Another key question in the "Sweet Caroline" saga is "why"—why has the song become a staple at Fenway Park in Boston, a city with no discernible connection to Diamond, a native of Brooklyn?

It’s all because of a woman named Amy Tobey, who worked for the Sox via BCN Productions from 1998 to 2004. During those years, Tobey had the wicked awesome job of picking the music at Sox games. She noticed that "Sweet Caroline" was a crowd-pleaser, and like any good baseball fan, she soon developed a superstition. If the Sox were up, and Tobey thought they were going to win the game, she’d play the song somewhere in between the seventh and ninth innings.

"I actually considered it like a good luck charm," Tobey told The Boston Globe in 2005. "Even if they were just one run [ahead], I might still do it. It was just a feel." It became a regular thing in 2002, when Fenway’s new management asked Tobey to play "Sweet Caroline" during the eighth inning of every home game, regardless of the score.

At first, Tobey was worried that mandatory Diamond would lead to bad luck on the actual diamond. But that wasn’t the case, as the Sox won the World Series in 2004, ending the "Curse of the Bambino" and giving Beantown its first title since 1918. In 2010, Diamond made a surprise appearance at Fenway to perform "Sweet Caroline" during the Red Sox's season opener against the New York Yankees. He wore a Sox cap and a sports coat emblazoned with the message "Keep the Dodgers in Brooklyn."


A different mood greeted Diamond when he returned to Fenway on April 20, 2013, just five days after bombings at the Boston Marathon killed three people and injured nearly 300 others. "What an honor it is for me to be here today," Diamond told the crowd. "I bring love from the whole country." He then sang along with the ‘69 recording of the song, leading the crowd in the "Ba! Ba! Ba!" and "So good! So good! So good!" ad-libs that have essentially become official lyrics. Diamond also donated all the royalties he received from the song that week, as downloads increased by 597 percent.

The Red Sox aren't the only sports team to have basked in the glory of "Sweet Caroline." The song has become popular with both the Penn State Nittany Lions and Iowa State Cyclones football squads and has even crossed the Atlantic to become part of the music rotation for England's Castleford Tigers crew team and Britain's Oxford United Football Club.

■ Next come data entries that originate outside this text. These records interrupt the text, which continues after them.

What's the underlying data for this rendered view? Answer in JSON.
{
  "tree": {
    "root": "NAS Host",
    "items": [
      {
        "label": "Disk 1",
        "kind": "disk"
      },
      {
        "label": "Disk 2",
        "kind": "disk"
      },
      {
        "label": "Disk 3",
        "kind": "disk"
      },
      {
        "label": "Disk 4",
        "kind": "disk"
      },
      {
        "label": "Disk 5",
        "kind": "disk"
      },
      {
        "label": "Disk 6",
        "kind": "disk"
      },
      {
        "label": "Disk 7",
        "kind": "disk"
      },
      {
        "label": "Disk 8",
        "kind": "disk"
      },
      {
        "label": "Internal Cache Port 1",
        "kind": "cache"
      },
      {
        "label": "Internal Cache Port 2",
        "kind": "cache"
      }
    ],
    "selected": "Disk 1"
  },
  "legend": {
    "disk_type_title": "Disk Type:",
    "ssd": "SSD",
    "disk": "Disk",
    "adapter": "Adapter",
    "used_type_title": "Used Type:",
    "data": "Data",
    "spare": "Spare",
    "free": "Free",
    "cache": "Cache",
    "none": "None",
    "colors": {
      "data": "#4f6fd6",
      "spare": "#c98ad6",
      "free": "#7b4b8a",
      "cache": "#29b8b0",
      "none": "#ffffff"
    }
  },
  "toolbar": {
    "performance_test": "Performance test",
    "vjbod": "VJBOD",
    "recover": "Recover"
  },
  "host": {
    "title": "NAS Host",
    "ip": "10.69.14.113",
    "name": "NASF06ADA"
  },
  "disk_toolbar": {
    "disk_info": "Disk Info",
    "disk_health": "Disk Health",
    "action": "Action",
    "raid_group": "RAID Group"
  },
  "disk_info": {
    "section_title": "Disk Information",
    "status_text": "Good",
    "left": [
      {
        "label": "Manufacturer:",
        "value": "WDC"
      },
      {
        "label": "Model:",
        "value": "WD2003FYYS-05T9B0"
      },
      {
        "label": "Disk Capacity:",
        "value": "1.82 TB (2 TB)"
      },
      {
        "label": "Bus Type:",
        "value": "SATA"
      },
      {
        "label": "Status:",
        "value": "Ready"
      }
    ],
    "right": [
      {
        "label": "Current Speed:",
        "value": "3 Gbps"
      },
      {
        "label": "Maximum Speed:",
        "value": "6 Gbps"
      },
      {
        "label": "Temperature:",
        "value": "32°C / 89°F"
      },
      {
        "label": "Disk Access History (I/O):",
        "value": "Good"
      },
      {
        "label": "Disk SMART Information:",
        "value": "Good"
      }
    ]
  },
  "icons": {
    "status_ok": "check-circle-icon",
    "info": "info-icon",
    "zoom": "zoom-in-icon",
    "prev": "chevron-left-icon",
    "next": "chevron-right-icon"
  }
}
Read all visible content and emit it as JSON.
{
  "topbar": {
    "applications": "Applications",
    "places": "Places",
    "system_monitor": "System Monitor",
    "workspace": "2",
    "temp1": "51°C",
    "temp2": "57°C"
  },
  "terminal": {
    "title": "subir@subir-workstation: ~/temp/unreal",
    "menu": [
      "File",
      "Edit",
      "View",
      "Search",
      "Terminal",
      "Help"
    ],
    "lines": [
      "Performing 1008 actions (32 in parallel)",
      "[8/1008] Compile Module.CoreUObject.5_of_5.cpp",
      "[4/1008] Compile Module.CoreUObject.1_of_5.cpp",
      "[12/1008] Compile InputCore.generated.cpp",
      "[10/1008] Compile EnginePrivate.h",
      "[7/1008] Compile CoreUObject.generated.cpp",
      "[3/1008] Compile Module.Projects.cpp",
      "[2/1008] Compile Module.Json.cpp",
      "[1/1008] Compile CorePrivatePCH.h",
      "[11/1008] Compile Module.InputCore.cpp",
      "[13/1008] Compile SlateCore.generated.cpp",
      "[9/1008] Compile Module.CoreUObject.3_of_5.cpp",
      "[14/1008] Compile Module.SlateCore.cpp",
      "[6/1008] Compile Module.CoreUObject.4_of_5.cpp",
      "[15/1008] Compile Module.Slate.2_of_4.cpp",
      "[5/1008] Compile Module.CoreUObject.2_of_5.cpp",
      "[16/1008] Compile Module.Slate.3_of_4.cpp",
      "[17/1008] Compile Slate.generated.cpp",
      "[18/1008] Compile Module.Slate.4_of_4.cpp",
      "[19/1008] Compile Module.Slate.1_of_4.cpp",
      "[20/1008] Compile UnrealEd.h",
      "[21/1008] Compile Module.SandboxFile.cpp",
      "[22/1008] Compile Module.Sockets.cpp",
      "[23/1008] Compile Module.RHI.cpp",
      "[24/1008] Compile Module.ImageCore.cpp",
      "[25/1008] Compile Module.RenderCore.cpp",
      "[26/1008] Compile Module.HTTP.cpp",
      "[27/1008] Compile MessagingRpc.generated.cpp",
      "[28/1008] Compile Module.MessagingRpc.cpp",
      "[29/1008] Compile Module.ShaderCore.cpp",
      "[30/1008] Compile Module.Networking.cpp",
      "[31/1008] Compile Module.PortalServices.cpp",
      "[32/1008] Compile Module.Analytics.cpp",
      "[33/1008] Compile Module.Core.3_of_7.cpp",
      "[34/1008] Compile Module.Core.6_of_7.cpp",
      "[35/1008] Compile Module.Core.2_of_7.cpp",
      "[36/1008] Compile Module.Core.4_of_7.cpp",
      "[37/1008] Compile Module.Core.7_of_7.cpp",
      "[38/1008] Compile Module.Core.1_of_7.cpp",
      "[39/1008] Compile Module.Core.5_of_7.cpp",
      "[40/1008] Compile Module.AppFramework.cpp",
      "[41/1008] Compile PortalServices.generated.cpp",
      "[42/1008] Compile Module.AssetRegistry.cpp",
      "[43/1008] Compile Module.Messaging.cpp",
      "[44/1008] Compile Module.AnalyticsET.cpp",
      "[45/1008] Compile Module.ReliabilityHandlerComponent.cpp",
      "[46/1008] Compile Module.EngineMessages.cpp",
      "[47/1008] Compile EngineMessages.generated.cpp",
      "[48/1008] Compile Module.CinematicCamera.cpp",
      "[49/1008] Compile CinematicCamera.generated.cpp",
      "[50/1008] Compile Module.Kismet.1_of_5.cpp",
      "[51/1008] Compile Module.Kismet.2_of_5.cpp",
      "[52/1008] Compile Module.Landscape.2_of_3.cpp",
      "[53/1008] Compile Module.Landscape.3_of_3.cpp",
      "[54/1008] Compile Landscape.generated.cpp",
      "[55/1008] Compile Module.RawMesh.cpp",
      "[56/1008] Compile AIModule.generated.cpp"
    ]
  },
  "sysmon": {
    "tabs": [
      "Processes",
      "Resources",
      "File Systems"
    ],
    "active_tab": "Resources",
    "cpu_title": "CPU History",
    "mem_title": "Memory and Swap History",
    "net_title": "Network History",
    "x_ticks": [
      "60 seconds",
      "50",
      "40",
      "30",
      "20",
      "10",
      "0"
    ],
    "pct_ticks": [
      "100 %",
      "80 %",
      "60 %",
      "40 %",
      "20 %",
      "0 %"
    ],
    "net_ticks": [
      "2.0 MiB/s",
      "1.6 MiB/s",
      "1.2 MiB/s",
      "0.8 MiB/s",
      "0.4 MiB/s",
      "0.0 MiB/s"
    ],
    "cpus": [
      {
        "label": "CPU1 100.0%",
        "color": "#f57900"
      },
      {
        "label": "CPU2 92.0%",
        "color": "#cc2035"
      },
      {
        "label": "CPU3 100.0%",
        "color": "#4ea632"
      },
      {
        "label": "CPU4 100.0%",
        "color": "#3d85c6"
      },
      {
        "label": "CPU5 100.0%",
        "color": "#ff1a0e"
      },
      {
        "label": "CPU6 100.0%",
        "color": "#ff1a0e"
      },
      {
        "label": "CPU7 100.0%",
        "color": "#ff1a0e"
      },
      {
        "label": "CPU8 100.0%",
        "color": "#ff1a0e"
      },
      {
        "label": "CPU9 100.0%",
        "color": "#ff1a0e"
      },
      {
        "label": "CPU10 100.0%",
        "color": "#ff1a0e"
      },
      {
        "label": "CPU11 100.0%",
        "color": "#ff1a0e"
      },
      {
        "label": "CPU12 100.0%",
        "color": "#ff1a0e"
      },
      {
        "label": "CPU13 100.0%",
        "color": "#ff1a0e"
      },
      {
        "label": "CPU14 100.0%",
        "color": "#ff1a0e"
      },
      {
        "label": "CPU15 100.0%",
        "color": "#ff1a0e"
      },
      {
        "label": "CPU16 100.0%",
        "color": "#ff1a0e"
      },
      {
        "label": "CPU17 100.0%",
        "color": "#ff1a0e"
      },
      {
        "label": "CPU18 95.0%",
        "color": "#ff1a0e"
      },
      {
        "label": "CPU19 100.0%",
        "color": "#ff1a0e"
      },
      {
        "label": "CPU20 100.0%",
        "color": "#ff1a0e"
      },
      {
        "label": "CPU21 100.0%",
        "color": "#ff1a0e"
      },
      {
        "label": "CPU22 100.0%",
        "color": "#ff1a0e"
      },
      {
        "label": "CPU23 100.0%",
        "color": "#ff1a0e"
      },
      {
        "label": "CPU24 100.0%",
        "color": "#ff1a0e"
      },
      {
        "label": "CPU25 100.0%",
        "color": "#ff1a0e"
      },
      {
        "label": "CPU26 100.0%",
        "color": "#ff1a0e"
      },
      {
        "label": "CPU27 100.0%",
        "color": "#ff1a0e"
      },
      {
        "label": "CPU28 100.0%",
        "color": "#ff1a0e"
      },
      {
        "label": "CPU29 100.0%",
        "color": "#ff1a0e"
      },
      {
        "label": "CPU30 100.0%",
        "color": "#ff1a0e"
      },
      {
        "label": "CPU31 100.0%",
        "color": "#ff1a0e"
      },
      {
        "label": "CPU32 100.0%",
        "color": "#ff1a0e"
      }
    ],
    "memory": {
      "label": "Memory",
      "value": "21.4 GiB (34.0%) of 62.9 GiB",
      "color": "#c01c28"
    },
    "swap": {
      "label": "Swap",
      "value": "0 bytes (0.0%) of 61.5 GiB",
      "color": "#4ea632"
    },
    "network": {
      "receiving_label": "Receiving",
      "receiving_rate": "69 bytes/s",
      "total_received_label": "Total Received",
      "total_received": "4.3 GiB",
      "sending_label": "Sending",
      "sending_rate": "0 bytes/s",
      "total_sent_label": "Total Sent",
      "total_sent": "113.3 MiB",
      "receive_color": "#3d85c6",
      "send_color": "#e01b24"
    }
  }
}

Over the last five decades, millions of people have had their lives touched by "Sweet Caroline" in one way or another. The enduring popularity must be a pleasant surprise for Diamond, who had no idea he’d written a classic back in 1969. "Neil didn't like the song at all," Tommy Cogbill, a bass player at American Sound Studio, said in an interview for the 2011 book Memphis Boys. "I actually remember him not liking it and not wanting it to be a single."